Luxury retailer The Conran Shop had a website redesign last week, and I’ve been checking out the new look version.
The site contains a number of expensive designer products, but is it doing enough to showcase these big ticket items?
The homepage has a clean, uncluttered look with good presentation of the featured products. I like the fact that users can click to get the price and details of the products shown, and head straight to the product page if they want to:
This seems obvious, but it is something many sites don’t do. Having used lots of valuable homepage space to promote products, it makes sense to lead customers straight to product pages if they are interested.
The drop downs on the homepage can be fiddly, since the links are small and close together, while white text on a black background can be a strain on your eyes.
If you click a sub-category from the drop-down menus, it often doesn’t bring up further sub-categories (or should it be sub-sub-categories?) on the next page, just a repetition of the labels from the drop down.
The products from the selected sub-category, in this case tea and coffee are shown, but unlike many e-commerce sites, there are no further filtered navigation options on the left hand side.
This particular category (tea & coffee) brings up 65 products, a mixture of espresso makers, kettles, teapots, mugs and more, but the refinement options, unless you are looking for products from a particular designer or collection, do little to help narrow the search:
The site search works well, returning accurate results and dealing with misspellings. It can actually be a more effective method of narrowing product selection than by browsing the site.
In general, the links are small on the site, and could be made to stand out more. For example, every product on the site search results page above has a blue ‘buy now’ link, but these links could be clearer. This also means that viewing and clicking the links on an iPad is difficult to do without plenty of pinching and zooming.
Product pages look good, but they are short on detail; delivery charges aren’t that easy to find, while there are a few irritations.
For example, there is a colour palette on the product page for this chair, which is a good feature let down by the fact that there is only one image available, so clicking on any colour but crimson will produce a ‘no photo available’ message.
While there is a broad range of prices on the site, there are many big ticket items, but the product images and options don’t do as much as they could to showcase designer furniture.

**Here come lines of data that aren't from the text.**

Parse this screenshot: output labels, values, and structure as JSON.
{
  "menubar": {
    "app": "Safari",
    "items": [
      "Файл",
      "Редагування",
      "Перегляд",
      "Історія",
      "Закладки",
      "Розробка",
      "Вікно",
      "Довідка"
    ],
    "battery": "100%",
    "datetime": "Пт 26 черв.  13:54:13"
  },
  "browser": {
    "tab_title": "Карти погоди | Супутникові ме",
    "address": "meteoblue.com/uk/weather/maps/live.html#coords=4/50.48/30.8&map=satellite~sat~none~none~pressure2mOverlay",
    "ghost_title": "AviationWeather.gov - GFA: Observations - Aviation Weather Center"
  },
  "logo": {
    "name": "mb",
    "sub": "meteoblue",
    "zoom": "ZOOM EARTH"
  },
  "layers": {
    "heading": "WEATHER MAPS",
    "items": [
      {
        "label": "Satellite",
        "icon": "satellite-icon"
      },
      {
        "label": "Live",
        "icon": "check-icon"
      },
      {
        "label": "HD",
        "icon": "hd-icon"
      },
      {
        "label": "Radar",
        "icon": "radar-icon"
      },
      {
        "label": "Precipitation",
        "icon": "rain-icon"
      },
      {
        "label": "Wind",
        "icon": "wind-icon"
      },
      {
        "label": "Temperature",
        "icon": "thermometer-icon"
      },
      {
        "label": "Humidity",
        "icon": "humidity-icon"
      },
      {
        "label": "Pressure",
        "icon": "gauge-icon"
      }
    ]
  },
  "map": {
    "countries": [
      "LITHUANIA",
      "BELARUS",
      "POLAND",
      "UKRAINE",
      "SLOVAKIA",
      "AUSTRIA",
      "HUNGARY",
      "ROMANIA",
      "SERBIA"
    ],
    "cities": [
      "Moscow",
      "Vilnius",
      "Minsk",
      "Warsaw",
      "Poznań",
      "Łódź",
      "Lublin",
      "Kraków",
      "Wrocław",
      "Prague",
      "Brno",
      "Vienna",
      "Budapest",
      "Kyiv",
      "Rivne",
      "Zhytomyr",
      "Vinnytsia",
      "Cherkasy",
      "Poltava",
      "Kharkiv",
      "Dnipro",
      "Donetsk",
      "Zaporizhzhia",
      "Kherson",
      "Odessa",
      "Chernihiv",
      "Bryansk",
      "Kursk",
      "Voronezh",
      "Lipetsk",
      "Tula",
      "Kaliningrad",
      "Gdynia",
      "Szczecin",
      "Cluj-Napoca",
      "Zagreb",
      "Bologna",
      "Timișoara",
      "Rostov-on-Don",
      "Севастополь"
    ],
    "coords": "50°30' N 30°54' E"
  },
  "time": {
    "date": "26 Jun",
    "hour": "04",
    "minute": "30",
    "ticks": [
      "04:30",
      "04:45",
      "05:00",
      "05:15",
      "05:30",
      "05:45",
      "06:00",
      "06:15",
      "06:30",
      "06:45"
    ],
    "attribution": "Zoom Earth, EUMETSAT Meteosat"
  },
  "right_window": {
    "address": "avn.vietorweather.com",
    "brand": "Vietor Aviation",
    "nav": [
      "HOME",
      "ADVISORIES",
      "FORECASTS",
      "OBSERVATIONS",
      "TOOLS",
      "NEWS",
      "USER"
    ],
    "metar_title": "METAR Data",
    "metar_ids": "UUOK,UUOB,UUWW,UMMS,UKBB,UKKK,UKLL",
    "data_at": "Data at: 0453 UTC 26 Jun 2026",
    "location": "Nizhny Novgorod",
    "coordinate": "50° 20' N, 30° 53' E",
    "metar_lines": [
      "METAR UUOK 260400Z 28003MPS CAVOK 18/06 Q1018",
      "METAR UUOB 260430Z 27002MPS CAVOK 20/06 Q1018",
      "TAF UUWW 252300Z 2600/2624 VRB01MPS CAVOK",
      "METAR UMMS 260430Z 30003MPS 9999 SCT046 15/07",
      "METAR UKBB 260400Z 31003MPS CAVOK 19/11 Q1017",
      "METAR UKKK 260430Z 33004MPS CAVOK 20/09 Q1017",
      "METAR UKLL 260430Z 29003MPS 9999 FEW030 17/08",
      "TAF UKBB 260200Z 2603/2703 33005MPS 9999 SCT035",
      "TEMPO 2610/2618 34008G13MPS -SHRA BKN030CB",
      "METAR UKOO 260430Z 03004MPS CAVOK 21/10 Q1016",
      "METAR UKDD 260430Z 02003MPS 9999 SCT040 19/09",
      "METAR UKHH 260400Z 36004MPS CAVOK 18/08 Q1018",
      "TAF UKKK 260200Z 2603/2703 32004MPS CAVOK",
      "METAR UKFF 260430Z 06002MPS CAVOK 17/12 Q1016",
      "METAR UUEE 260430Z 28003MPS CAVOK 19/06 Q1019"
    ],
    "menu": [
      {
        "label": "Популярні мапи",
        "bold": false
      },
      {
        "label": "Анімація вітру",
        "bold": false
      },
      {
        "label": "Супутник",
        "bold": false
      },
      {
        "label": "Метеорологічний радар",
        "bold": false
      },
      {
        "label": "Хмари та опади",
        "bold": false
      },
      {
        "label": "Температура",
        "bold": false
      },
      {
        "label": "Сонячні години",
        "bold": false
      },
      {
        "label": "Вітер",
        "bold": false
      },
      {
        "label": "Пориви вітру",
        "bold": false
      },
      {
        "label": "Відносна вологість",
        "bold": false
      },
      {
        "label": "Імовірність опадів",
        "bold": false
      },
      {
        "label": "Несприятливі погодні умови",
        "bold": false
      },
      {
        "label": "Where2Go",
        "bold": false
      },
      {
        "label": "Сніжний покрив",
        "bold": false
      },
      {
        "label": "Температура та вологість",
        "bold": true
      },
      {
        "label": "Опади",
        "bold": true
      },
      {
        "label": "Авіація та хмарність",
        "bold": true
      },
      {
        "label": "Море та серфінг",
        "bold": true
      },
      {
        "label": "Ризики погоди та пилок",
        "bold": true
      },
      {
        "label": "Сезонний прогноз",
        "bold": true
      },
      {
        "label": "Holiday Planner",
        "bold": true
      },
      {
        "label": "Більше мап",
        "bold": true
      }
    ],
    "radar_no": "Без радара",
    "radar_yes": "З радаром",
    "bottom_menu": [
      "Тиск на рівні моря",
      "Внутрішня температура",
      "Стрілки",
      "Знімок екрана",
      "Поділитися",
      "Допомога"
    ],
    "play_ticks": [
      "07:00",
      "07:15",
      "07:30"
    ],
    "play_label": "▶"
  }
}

The product images are high quality, and can also be seen in full screen view, but that’s it. When viewing a chair for £5,000, it would be good to see it from different angles. The product pages would benefit from tools such as the 360 view used by Schuh, or the kind of 3D planning tools used by MyDeco.
There are links to add the product to a MyDeco wishlist, but this requires registration for new users, and it can be lengthy process to get from the Conran product page to the room planner on MyDeco.
I found that a number of products were out of stock when I arrived at the product page. While it can be annoying to find that products are unavailable, at least the site gives shoppers the options of an email notification when the product becomes available.
This is a good idea, but the site could also appeal to shoppers who don’t want to wait for an email by suggesting alternatives to the selected item, or else checking offline stock and pointing shoppers to the nearest store.
The pop-ups are slightly annoying too. Shoppers have to first click the basket link to leave an email address before typing it into the box, while they have to click the small cross to close the pop-up, instead of simply clicking elsewhere on the page.
Once products are added to the basket, the basket link at the top right of the page is too small, and it isn’t possible to mouse over to get a summary of contents and charges. Shopping basket links should be easier for users to find.
The site handles the issue of registration smoothly, providing a login option for existing users, while new customers can simply enter an email address and continue on to the checkout.
Later in the process, customers are offered the option of creating an account, which is a good way of capturing customer details. However, the site asks customers to open a pop-up window to see the benefits of registration, but this information would have been better explained in a couple of bullet points next to the tick box.
A contact number is visible throughout the checkout process, which is good practice, as it offers reassurance to customers and a clear channel for getting an answer to any questions about their order.
The process has not been enclosed and the top navigation options are still in place throughout the payment process.
This is now an unusual sight for website redesigns, as the top navigation bar offers a distraction for customers when retailers would like them to focus on entering address and payment details, and there are a number of links which will take them out of the process altogether.
The new Conran Shop website generally does the basics reasonably well; navigation and site search is functional, most information that customers will need is accessible, and the checkout process is smooth enough.
As Matt Curry pointed out in a previous post though, many websites have yet to deliver a luxury e-commerce experience. The Conran Shop website doesn’t really differentiate itself from most other e-commerce sites, and doesn’t do as much as it could to sell big ticket items.
Matt points out that luxury brands need to do more than simply deliver a standard e-commerce experience, and should seek to delight customers and to carry some of the in store experience online.